Benefit changes tackle 'dependency', says Lord Freud
Big benefit changes, which start being introduced in Wales next month, will help transform a "dependency" culture, according to the minister in charge.
Lord Freud defended the UK government's handling of universal credit, following criticism of the way it is being delivered.
From 7 April, some benefit recipients in Flintshire will be the first in Wales to move over to the new system.
It merges six working-age benefits and tax credits into one monthly payment.
Speaking to the BBC's Sunday Politics Wales, Welfare Reform Minister Lord Freud said that eventually 200,000 people in Wales will be better off as a result.
"What is clearly true is that this is a massive cultural transformation and we are developing it as we go along," he said.
Universal credit is arguably the biggest part of the changes to the welfare state being made by the Westminster coalition.
Separate benefits and tax credits will be rolled into a single payment that goes directly into recipients' bank accounts once a month.
The timetable for its introduction has slipped and more than £40m has been written off on software and computing costs in implementing the new system.
But Lord Freud said: "What we are doing is making sure we roll out universal credit really safely and securely.
"It's much more than an IT system - it is a complete cultural change for all benefit recipients and actually for our operational staff as well.
"So it's vital that we get this transformation of our welfare system right and that's what we are doing."
He said the changes had "moved from being just a reform of a benefit into being a transformation of a culture of dependency that we have in this country".
He was speaking during a visit to the Jobcentre Plus in Shotton on Deeside - the first part of Wales to start signing people up for universal credit.
'Lack of clarity'
To begin with, only new claimants in the area who are single and have no children or dependants will be included.
The Department for Work and Pensions (DWP) says it is difficult to estimate how many people will be involved initially. New claims from couples and families will be included later in the year.
Most existing benefit claimants are expected to move over to universal credit during 2016 and 2017, the DWP says.
The Welsh government has complained about a lack of information about how its budget will be affected.
Wales's Tackling Poverty Minister Jeff Cuthbert criticised a "lack of clarity" from the DWP about who will be entitled to so-called passported benefits in future - things such as free school meals that are available to welfare claimants.
Lord Freud said that initially all universal credit claimants will get passported benefits.

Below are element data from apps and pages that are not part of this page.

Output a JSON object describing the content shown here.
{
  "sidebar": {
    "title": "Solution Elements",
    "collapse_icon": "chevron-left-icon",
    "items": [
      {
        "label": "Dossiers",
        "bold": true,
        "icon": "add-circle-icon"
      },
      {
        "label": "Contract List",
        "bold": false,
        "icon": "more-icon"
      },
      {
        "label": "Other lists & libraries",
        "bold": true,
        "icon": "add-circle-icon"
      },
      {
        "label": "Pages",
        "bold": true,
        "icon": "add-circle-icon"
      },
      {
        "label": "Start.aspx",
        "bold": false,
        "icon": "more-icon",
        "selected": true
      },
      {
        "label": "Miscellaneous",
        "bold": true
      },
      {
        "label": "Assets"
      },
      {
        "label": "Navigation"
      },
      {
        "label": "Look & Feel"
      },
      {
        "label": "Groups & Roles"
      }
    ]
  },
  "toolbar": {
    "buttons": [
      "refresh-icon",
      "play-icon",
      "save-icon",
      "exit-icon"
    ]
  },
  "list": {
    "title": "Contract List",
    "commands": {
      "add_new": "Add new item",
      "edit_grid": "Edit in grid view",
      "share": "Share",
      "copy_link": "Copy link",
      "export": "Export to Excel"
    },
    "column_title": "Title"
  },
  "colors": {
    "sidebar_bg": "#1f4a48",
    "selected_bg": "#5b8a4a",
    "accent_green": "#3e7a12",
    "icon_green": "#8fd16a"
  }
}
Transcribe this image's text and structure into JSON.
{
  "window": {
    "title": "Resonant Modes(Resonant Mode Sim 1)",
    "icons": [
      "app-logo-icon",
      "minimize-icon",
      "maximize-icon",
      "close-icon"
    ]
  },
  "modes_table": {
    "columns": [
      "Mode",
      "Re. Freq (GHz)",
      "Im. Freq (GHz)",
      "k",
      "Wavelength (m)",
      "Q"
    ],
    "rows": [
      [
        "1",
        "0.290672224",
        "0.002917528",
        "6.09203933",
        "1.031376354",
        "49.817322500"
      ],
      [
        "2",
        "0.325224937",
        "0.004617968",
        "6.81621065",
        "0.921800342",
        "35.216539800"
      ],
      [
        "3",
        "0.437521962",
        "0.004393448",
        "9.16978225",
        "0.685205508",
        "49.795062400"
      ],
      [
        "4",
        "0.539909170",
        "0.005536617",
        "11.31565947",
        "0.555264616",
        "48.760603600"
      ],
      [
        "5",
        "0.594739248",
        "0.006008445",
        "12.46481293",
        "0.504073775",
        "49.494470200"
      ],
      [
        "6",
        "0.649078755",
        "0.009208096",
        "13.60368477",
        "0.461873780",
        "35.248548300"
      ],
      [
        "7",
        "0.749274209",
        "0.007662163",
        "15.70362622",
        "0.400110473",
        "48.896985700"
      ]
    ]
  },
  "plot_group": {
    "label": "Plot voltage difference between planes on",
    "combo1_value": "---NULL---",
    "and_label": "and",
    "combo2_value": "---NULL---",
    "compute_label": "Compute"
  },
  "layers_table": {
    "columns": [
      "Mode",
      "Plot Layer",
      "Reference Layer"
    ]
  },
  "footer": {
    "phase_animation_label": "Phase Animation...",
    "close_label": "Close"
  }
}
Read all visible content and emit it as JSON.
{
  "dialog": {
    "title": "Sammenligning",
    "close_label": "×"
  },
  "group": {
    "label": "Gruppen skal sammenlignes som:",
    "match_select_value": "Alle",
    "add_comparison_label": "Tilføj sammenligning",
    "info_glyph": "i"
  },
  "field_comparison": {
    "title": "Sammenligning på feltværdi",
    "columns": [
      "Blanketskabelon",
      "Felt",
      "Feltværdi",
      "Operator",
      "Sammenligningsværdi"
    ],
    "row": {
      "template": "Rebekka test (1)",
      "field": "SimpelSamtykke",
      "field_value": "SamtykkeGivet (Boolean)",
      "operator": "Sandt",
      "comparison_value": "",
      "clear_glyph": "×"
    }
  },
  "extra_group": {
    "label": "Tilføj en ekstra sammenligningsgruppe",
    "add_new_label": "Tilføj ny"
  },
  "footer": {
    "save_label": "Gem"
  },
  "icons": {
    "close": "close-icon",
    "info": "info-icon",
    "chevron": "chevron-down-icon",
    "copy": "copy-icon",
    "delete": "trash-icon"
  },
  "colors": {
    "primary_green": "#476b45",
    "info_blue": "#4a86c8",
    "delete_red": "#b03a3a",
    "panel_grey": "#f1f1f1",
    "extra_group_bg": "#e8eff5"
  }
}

"When we move on to the next stages we will have a more elaborate system to make sure that broadly the people who are receiving passported benefits continue to receive them," he added.
Sunday Politics Wales, BBC One Wales, Sunday, 16 March, 11:00 GMT